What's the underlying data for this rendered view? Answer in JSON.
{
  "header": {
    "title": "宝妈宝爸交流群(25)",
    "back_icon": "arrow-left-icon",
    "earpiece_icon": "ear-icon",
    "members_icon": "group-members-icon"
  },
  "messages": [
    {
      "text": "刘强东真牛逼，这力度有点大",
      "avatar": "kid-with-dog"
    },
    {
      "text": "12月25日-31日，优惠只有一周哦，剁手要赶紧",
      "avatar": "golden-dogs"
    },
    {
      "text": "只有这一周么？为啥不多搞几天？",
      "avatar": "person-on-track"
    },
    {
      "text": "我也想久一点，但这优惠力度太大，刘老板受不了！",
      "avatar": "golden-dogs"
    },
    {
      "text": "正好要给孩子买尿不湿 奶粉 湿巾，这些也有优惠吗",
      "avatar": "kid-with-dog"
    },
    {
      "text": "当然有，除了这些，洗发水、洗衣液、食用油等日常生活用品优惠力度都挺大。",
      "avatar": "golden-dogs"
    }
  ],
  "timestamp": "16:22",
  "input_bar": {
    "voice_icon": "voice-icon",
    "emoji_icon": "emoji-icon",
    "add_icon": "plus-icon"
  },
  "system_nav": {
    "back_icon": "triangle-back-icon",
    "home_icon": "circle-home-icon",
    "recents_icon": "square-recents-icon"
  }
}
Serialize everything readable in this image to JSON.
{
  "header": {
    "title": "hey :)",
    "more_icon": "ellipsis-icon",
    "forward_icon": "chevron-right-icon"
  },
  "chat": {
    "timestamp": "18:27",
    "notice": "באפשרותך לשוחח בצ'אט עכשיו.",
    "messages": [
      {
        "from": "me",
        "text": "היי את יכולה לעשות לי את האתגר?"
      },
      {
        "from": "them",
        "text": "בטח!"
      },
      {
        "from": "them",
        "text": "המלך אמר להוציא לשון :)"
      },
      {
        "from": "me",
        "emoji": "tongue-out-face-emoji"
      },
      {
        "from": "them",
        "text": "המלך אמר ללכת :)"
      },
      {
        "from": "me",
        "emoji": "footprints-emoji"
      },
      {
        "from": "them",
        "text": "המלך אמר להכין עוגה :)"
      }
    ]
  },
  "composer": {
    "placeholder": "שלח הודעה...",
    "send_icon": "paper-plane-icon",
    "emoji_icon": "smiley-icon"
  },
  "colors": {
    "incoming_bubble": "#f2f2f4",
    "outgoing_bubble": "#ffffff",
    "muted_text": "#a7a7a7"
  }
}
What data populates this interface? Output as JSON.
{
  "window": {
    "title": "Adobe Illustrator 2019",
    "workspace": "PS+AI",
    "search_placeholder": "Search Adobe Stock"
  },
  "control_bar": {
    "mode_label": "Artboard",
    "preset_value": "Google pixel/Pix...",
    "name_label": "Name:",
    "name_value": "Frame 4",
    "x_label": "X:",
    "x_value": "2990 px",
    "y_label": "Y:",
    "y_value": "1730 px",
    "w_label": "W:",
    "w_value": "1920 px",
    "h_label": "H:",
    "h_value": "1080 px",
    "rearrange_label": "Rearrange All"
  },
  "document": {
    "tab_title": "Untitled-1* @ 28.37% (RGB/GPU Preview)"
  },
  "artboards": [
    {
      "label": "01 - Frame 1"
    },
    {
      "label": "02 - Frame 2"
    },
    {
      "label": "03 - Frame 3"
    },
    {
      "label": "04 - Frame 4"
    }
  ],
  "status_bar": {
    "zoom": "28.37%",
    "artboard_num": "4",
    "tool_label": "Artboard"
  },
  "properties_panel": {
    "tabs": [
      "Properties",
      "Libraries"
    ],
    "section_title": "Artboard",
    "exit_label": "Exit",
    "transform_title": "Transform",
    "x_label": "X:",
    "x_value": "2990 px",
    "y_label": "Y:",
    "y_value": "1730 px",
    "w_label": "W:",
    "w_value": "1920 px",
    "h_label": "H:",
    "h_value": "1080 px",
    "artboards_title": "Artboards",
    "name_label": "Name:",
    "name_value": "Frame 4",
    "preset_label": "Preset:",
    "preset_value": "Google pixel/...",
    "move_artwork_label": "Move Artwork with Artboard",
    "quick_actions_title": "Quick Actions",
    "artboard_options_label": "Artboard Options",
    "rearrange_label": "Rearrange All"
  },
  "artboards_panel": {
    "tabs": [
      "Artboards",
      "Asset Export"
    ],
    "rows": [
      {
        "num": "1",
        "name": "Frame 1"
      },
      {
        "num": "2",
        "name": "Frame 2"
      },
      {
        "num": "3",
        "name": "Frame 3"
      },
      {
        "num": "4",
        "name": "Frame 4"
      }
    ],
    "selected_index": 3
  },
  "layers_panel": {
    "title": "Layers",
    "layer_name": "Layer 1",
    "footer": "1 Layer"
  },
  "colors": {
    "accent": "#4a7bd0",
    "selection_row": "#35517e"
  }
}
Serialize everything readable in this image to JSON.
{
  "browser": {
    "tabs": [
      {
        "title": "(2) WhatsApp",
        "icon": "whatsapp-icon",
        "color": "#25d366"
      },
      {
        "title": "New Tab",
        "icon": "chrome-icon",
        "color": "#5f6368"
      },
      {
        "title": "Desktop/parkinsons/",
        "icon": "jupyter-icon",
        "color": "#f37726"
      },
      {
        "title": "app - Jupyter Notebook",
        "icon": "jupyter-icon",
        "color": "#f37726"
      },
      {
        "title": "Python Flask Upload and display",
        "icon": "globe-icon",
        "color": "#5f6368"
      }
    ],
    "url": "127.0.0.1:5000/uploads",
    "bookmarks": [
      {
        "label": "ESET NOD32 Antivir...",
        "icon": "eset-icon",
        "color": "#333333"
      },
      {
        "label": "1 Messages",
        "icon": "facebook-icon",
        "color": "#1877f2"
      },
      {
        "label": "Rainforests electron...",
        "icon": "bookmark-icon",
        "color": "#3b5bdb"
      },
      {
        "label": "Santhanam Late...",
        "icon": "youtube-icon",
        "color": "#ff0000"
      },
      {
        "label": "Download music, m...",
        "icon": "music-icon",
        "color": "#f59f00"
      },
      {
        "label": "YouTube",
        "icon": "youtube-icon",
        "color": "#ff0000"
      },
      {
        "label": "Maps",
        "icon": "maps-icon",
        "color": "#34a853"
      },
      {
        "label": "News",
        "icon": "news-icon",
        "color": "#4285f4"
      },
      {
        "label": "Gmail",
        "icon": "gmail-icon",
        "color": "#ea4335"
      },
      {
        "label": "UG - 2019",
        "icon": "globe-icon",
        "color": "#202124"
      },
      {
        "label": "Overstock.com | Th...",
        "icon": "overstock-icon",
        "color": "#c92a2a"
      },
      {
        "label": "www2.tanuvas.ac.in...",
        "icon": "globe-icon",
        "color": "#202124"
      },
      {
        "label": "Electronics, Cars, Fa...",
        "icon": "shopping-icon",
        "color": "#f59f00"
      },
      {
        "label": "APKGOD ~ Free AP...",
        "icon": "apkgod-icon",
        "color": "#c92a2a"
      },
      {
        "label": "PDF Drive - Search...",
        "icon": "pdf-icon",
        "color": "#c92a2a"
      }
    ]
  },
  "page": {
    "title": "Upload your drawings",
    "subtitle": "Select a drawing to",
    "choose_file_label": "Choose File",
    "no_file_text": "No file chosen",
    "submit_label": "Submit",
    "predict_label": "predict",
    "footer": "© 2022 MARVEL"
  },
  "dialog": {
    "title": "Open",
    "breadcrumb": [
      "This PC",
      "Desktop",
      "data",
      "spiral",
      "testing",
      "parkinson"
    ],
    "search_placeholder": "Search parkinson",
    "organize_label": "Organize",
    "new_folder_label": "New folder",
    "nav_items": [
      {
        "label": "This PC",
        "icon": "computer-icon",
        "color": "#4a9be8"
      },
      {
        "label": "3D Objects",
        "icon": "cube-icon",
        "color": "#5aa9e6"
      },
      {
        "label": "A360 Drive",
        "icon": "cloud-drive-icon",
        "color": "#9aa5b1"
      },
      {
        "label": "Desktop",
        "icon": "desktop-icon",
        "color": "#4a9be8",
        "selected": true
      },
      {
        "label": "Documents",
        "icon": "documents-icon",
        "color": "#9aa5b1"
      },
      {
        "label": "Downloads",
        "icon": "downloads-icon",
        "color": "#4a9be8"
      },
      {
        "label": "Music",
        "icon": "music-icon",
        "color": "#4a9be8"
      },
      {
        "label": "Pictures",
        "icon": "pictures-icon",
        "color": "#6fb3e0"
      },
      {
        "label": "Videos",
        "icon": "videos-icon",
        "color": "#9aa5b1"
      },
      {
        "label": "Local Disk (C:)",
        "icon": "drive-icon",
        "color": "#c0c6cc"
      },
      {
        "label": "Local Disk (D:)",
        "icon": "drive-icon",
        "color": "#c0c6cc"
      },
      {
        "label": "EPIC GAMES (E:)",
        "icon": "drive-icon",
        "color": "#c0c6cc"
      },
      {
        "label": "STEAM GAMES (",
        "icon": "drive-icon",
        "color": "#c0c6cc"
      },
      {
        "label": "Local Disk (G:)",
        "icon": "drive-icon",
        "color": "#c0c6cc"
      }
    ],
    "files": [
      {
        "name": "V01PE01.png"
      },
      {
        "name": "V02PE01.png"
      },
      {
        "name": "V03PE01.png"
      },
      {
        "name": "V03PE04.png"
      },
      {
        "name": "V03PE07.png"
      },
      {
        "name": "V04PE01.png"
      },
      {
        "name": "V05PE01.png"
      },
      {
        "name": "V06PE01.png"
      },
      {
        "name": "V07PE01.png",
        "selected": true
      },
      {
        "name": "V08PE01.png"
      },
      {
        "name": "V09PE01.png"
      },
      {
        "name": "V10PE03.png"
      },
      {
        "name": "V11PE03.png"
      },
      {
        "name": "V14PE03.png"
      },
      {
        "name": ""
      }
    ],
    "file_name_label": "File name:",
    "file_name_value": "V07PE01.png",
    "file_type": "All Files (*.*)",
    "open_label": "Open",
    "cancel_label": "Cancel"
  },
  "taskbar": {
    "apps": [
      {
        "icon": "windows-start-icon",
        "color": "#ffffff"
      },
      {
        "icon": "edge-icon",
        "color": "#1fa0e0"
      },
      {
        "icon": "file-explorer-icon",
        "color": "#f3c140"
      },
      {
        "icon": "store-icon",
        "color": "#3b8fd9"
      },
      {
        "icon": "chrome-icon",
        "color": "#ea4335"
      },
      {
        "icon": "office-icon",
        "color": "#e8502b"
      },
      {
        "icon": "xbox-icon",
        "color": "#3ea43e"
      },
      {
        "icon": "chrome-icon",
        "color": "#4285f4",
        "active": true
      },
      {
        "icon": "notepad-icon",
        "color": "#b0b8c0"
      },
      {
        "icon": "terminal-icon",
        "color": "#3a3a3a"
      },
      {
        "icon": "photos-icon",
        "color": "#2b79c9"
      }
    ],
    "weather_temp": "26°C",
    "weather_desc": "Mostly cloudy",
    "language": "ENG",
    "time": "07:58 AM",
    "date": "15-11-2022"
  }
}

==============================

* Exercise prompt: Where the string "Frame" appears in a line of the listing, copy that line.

* Output of the exercise:
    "name_value": "Frame 4",
      "label": "01 - Frame 1"
      "label": "02 - Frame 2"
      "label": "03 - Frame 3"
      "label": "04 - Frame 4"
    "name_value": "Frame 4",
        "name": "Frame 1"
        "name": "Frame 2"
        "name": "Frame 3"
        "name": "Frame 4"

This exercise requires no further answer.